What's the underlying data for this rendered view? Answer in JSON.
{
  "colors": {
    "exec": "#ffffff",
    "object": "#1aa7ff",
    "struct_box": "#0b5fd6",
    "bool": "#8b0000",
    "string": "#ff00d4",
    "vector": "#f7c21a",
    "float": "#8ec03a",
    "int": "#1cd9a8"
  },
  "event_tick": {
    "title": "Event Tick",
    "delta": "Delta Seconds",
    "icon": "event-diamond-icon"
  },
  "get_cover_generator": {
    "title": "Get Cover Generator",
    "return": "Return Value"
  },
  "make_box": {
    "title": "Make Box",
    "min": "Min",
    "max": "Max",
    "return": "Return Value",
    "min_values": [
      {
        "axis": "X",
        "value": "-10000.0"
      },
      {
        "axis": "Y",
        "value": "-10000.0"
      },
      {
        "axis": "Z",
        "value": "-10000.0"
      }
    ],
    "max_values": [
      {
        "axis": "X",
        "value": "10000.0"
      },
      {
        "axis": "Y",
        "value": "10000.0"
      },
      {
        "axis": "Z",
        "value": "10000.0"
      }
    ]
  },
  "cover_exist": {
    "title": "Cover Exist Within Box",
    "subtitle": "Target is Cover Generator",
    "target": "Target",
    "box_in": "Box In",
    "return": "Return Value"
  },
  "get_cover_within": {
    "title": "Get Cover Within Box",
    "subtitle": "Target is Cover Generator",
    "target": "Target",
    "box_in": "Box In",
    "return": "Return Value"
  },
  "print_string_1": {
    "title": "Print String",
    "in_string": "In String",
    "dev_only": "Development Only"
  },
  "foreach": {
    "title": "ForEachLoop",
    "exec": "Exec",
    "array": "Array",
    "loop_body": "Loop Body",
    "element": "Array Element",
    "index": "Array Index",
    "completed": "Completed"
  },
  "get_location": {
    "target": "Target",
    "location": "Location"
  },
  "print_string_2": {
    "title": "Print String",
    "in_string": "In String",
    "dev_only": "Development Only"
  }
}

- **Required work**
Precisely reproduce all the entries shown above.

- **Answer area**
What's the underlying data for this rendered view? Answer in JSON.
{
  "colors": {
    "exec": "#ffffff",
    "object": "#1aa7ff",
    "struct_box": "#0b5fd6",
    "bool": "#8b0000",
    "string": "#ff00d4",
    "vector": "#f7c21a",
    "float": "#8ec03a",
    "int": "#1cd9a8"
  },
  "event_tick": {
    "title": "Event Tick",
    "delta": "Delta Seconds",
    "icon": "event-diamond-icon"
  },
  "get_cover_generator": {
    "title": "Get Cover Generator",
    "return": "Return Value"
  },
  "make_box": {
    "title": "Make Box",
    "min": "Min",
    "max": "Max",
    "return": "Return Value",
    "min_values": [
      {
        "axis": "X",
        "value": "-10000.0"
      },
      {
        "axis": "Y",
        "value": "-10000.0"
      },
      {
        "axis": "Z",
        "value": "-10000.0"
      }
    ],
    "max_values": [
      {
        "axis": "X",
        "value": "10000.0"
      },
      {
        "axis": "Y",
        "value": "10000.0"
      },
      {
        "axis": "Z",
        "value": "10000.0"
      }
    ]
  },
  "cover_exist": {
    "title": "Cover Exist Within Box",
    "subtitle": "Target is Cover Generator",
    "target": "Target",
    "box_in": "Box In",
    "return": "Return Value"
  },
  "get_cover_within": {
    "title": "Get Cover Within Box",
    "subtitle": "Target is Cover Generator",
    "target": "Target",
    "box_in": "Box In",
    "return": "Return Value"
  },
  "print_string_1": {
    "title": "Print String",
    "in_string": "In String",
    "dev_only": "Development Only"
  },
  "foreach": {
    "title": "ForEachLoop",
    "exec": "Exec",
    "array": "Array",
    "loop_body": "Loop Body",
    "element": "Array Element",
    "index": "Array Index",
    "completed": "Completed"
  },
  "get_location": {
    "target": "Target",
    "location": "Location"
  },
  "print_string_2": {
    "title": "Print String",
    "in_string": "In String",
    "dev_only": "Development Only"
  }
}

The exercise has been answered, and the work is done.